### Exercise data

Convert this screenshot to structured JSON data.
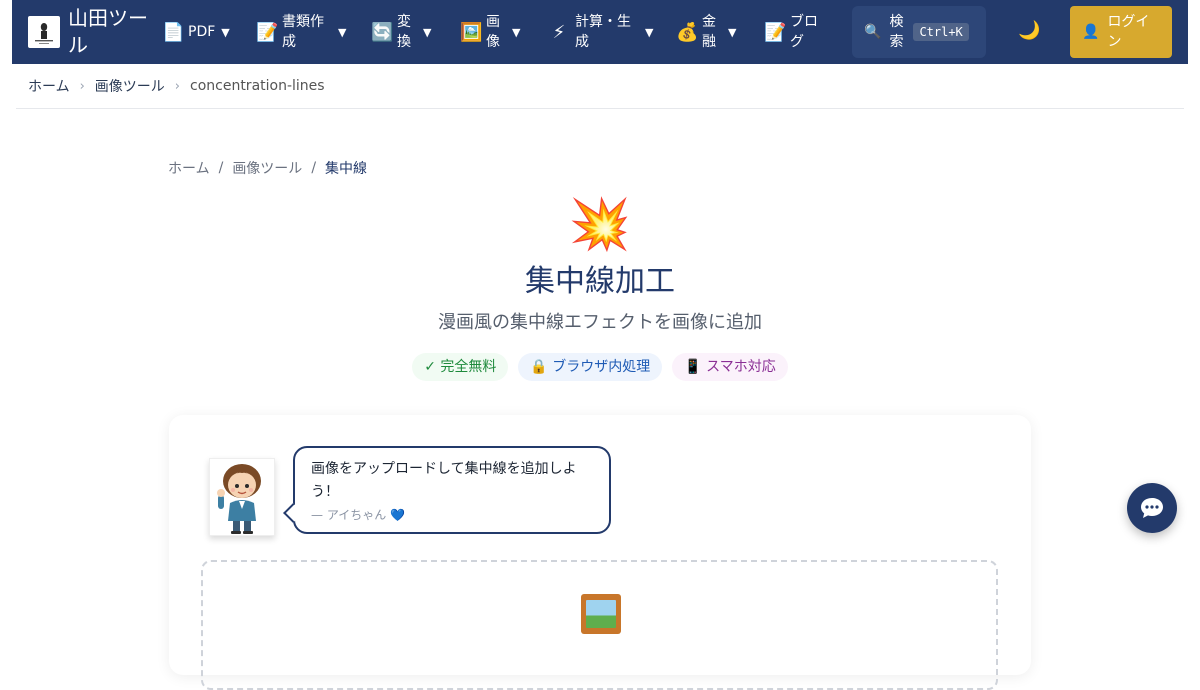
{
  "navbar": {
    "site_name": "山田ツール",
    "items": [
      {
        "icon": "📄",
        "label": "PDF",
        "caret": "▼"
      },
      {
        "icon": "📝",
        "label": "書類作成",
        "caret": "▼"
      },
      {
        "icon": "🔄",
        "label": "変換",
        "caret": "▼"
      },
      {
        "icon": "🖼️",
        "label": "画像",
        "caret": "▼"
      },
      {
        "icon": "⚡",
        "label": "計算・生成",
        "caret": "▼"
      },
      {
        "icon": "💰",
        "label": "金融",
        "caret": "▼"
      },
      {
        "icon": "📝",
        "label": "ブログ"
      }
    ],
    "search": {
      "icon": "🔍",
      "label": "検索",
      "shortcut": "Ctrl+K"
    },
    "theme_toggle_icon": "🌙",
    "login": {
      "icon": "👤",
      "label": "ログイン"
    }
  },
  "breadcrumb_top": [
    "ホーム",
    "画像ツール",
    "concentration-lines"
  ],
  "breadcrumb_inner": [
    "ホーム",
    "画像ツール",
    "集中線"
  ],
  "hero": {
    "icon": "💥",
    "title": "集中線加工",
    "subtitle": "漫画風の集中線エフェクトを画像に追加"
  },
  "badges": [
    {
      "text": "✓ 完全無料",
      "kind": "free"
    },
    {
      "text": "🔒 ブラウザ内処理",
      "kind": "browser"
    },
    {
      "text": "📱 スマホ対応",
      "kind": "mobile"
    }
  ],
  "assistant": {
    "message": "画像をアップロードして集中線を追加しよう！",
    "signature": "— アイちゃん 💙"
  },
  "dropzone": {
    "icon": "image-frame-icon"
  },
  "chat_button": {
    "icon": "💬"
  },
  "colors": {
    "navbar": "#233a6b",
    "login": "#d7a92e",
    "accent": "#233a6b"
  }
}
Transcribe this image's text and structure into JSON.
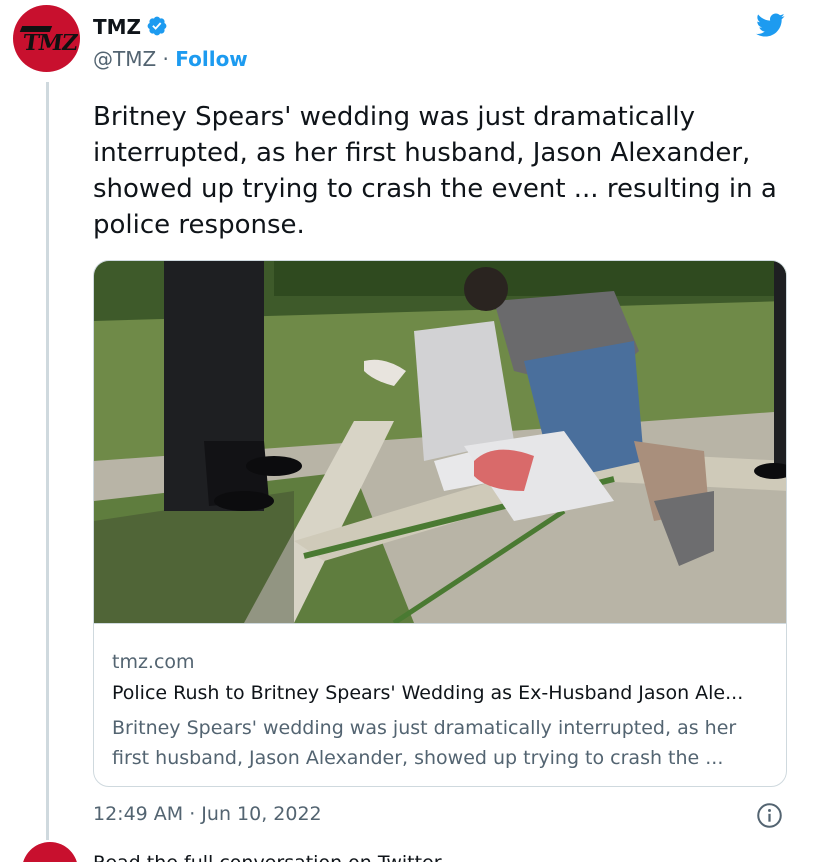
{
  "author": {
    "name": "TMZ",
    "handle": "@TMZ",
    "separator": "·",
    "follow_label": "Follow",
    "avatar_text": "TMZ"
  },
  "tweet": {
    "text": "Britney Spears' wedding was just dramatically interrupted, as her first husband, Jason Alexander, showed up trying to crash the event ... resulting in a police response.",
    "timestamp": "12:49 AM · Jun 10, 2022"
  },
  "link_card": {
    "domain": "tmz.com",
    "title": "Police Rush to Britney Spears' Wedding as Ex-Husband Jason Ale...",
    "description": "Britney Spears' wedding was just dramatically interrupted, as her first husband, Jason Alexander, showed up trying to crash the ..."
  },
  "next_item": {
    "text": "Read the full conversation on Twitter"
  },
  "icons": {
    "brand": "twitter-bird-icon",
    "verified": "verified-badge-icon",
    "info": "info-icon"
  },
  "colors": {
    "accent": "#1d9bf0",
    "text_primary": "#0f1419",
    "text_secondary": "#536471",
    "border": "#cfd9de",
    "brand_red": "#c8102e"
  }
}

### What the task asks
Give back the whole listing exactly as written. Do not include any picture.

### Answer box
Convert this screenshot to structured JSON data.
{
  "navbar": {
    "site_name": "山田ツール",
    "items": [
      {
        "icon": "📄",
        "label": "PDF",
        "caret": "▼"
      },
      {
        "icon": "📝",
        "label": "書類作成",
        "caret": "▼"
      },
      {
        "icon": "🔄",
        "label": "変換",
        "caret": "▼"
      },
      {
        "icon": "🖼️",
        "label": "画像",
        "caret": "▼"
      },
      {
        "icon": "⚡",
        "label": "計算・生成",
        "caret": "▼"
      },
      {
        "icon": "💰",
        "label": "金融",
        "caret": "▼"
      },
      {
        "icon": "📝",
        "label": "ブログ"
      }
    ],
    "search": {
      "icon": "🔍",
      "label": "検索",
      "shortcut": "Ctrl+K"
    },
    "theme_toggle_icon": "🌙",
    "login": {
      "icon": "👤",
      "label": "ログイン"
    }
  },
  "breadcrumb_top": [
    "ホーム",
    "画像ツール",
    "concentration-lines"
  ],
  "breadcrumb_inner": [
    "ホーム",
    "画像ツール",
    "集中線"
  ],
  "hero": {
    "icon": "💥",
    "title": "集中線加工",
    "subtitle": "漫画風の集中線エフェクトを画像に追加"
  },
  "badges": [
    {
      "text": "✓ 完全無料",
      "kind": "free"
    },
    {
      "text": "🔒 ブラウザ内処理",
      "kind": "browser"
    },
    {
      "text": "📱 スマホ対応",
      "kind": "mobile"
    }
  ],
  "assistant": {
    "message": "画像をアップロードして集中線を追加しよう！",
    "signature": "— アイちゃん 💙"
  },
  "dropzone": {
    "icon": "image-frame-icon"
  },
  "chat_button": {
    "icon": "💬"
  },
  "colors": {
    "navbar": "#233a6b",
    "login": "#d7a92e",
    "accent": "#233a6b"
  }
}
Transcribe this image's text and structure into JSON.
{
  "author": {
    "name": "TMZ",
    "handle": "@TMZ",
    "separator": "·",
    "follow_label": "Follow",
    "avatar_text": "TMZ"
  },
  "tweet": {
    "text": "Britney Spears' wedding was just dramatically interrupted, as her first husband, Jason Alexander, showed up trying to crash the event ... resulting in a police response.",
    "timestamp": "12:49 AM · Jun 10, 2022"
  },
  "link_card": {
    "domain": "tmz.com",
    "title": "Police Rush to Britney Spears' Wedding as Ex-Husband Jason Ale...",
    "description": "Britney Spears' wedding was just dramatically interrupted, as her first husband, Jason Alexander, showed up trying to crash the ..."
  },
  "next_item": {
    "text": "Read the full conversation on Twitter"
  },
  "icons": {
    "brand": "twitter-bird-icon",
    "verified": "verified-badge-icon",
    "info": "info-icon"
  },
  "colors": {
    "accent": "#1d9bf0",
    "text_primary": "#0f1419",
    "text_secondary": "#536471",
    "border": "#cfd9de",
    "brand_red": "#c8102e"
  }
}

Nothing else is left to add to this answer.